Task item. When a line in the listing below contains the word "security", return a copy of that line.

Material provided.
__________________________________________________

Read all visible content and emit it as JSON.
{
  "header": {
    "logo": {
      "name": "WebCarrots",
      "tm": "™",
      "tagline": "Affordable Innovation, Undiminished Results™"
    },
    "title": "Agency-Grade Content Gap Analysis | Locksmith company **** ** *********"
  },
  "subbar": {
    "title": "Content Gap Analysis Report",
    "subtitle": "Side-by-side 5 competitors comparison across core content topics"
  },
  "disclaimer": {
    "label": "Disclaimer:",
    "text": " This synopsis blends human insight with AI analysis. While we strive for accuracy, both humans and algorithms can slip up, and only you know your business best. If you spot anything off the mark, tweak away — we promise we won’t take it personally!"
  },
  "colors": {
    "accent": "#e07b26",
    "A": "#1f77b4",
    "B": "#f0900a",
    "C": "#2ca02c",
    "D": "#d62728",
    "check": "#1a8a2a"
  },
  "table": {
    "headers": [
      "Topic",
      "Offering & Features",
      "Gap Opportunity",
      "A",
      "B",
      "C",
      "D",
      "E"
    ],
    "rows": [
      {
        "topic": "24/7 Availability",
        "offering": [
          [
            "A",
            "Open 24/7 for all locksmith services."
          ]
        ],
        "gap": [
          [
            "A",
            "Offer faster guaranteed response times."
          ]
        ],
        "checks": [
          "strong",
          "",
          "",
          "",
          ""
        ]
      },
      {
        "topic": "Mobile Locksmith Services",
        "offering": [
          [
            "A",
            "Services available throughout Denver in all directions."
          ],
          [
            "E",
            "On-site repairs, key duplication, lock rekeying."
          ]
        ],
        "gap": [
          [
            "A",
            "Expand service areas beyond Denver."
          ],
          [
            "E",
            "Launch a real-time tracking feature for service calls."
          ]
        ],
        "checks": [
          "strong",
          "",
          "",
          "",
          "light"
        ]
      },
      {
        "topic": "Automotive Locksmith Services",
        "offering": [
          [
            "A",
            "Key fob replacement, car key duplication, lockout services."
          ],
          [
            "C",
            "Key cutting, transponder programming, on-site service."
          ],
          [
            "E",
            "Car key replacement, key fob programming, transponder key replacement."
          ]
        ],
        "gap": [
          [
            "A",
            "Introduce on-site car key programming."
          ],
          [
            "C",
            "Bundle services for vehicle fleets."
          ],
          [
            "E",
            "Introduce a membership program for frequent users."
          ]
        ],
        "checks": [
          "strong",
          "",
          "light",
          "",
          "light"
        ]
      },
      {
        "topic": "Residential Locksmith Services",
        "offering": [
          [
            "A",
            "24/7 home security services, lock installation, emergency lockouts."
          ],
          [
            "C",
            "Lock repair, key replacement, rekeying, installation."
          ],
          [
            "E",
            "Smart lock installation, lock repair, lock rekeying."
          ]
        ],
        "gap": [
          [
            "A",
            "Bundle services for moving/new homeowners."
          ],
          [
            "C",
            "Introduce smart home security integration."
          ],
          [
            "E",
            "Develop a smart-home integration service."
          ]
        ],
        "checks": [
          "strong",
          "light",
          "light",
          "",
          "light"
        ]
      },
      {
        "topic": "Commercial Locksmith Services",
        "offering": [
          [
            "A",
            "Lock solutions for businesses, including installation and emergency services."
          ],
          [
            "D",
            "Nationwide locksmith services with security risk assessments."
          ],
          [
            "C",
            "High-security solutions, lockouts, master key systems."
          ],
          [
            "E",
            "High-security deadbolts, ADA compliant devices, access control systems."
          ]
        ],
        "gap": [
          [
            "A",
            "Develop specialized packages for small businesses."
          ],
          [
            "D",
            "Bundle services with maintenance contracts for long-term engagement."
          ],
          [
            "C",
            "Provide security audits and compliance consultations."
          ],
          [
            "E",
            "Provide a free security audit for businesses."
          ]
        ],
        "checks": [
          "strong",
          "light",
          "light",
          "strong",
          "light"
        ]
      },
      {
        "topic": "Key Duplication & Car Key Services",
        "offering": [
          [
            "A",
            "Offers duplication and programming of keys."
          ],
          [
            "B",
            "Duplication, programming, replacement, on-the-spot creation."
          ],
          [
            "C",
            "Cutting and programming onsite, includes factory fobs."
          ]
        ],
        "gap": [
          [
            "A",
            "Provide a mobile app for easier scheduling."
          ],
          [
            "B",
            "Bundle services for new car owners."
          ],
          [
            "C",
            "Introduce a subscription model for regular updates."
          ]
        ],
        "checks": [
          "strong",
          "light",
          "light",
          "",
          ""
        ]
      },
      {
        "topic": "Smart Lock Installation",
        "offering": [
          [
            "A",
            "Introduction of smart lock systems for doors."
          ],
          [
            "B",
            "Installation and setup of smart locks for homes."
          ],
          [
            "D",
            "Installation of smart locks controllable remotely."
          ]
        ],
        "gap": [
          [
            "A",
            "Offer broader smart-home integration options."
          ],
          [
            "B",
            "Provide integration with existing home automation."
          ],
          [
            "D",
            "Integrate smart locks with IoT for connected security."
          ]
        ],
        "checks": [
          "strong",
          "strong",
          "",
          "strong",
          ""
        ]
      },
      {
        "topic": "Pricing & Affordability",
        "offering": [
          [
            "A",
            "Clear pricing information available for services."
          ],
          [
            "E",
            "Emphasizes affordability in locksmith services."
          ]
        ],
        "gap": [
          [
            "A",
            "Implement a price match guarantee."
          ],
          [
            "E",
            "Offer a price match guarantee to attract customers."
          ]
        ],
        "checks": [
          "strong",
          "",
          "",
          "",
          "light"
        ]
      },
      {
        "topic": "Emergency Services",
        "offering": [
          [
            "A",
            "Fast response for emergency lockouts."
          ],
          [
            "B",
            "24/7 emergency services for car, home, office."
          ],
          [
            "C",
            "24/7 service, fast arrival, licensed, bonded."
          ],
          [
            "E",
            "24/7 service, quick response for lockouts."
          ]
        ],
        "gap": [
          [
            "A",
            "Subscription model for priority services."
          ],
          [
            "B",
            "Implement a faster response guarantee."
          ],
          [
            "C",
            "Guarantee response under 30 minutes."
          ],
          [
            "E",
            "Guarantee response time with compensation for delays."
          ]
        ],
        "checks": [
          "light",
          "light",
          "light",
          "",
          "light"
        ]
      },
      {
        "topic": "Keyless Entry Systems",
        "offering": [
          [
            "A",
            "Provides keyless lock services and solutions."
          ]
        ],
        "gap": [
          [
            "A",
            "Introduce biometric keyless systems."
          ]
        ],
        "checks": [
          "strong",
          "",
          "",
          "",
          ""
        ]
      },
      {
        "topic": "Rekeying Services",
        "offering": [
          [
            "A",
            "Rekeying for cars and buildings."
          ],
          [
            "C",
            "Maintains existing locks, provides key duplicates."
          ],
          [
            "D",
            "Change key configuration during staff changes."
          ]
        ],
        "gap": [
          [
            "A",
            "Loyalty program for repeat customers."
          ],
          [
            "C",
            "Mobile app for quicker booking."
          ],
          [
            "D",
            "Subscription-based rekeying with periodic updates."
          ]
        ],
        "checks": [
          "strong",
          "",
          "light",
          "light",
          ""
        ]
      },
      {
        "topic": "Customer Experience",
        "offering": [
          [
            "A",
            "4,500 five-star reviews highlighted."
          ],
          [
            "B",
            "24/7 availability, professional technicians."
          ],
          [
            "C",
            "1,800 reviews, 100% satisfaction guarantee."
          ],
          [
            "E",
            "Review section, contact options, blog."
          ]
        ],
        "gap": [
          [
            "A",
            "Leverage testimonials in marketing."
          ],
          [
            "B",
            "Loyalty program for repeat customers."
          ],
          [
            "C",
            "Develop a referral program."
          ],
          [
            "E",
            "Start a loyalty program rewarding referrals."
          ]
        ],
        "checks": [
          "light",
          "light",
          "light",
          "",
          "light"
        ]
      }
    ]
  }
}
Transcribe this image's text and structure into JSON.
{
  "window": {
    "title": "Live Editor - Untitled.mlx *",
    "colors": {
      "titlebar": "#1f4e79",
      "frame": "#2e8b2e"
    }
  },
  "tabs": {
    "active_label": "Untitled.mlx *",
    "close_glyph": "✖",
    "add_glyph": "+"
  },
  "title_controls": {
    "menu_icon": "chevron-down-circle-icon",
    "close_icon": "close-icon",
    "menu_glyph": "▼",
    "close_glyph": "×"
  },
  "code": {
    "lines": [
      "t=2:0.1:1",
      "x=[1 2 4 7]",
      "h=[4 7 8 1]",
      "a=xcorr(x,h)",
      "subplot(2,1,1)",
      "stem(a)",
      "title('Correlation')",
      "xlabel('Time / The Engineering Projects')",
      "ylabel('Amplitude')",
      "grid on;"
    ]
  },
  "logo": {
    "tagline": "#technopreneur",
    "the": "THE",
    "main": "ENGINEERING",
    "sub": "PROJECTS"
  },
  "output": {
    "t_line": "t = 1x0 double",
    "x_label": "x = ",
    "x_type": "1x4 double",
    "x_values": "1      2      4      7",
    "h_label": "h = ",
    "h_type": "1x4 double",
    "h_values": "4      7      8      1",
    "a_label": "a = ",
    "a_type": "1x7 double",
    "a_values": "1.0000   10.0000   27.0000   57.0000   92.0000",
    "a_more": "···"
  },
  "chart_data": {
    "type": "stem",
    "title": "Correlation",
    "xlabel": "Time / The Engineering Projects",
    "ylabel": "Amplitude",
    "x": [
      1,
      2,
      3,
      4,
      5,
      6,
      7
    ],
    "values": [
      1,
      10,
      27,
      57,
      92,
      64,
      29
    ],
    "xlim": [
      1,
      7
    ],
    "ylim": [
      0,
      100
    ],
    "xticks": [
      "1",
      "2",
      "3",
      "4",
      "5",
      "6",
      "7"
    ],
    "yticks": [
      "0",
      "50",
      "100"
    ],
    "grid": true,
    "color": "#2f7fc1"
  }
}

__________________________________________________

Task result.
            "24/7 home security services, lock installation, emergency lockouts."
            "Introduce smart home security integration."
            "Nationwide locksmith services with security risk assessments."
            "High-security solutions, lockouts, master key systems."
            "High-security deadbolts, ADA compliant devices, access control systems."
            "Provide security audits and compliance consultations."
            "Provide a free security audit for businesses."
            "Integrate smart locks with IoT for connected security."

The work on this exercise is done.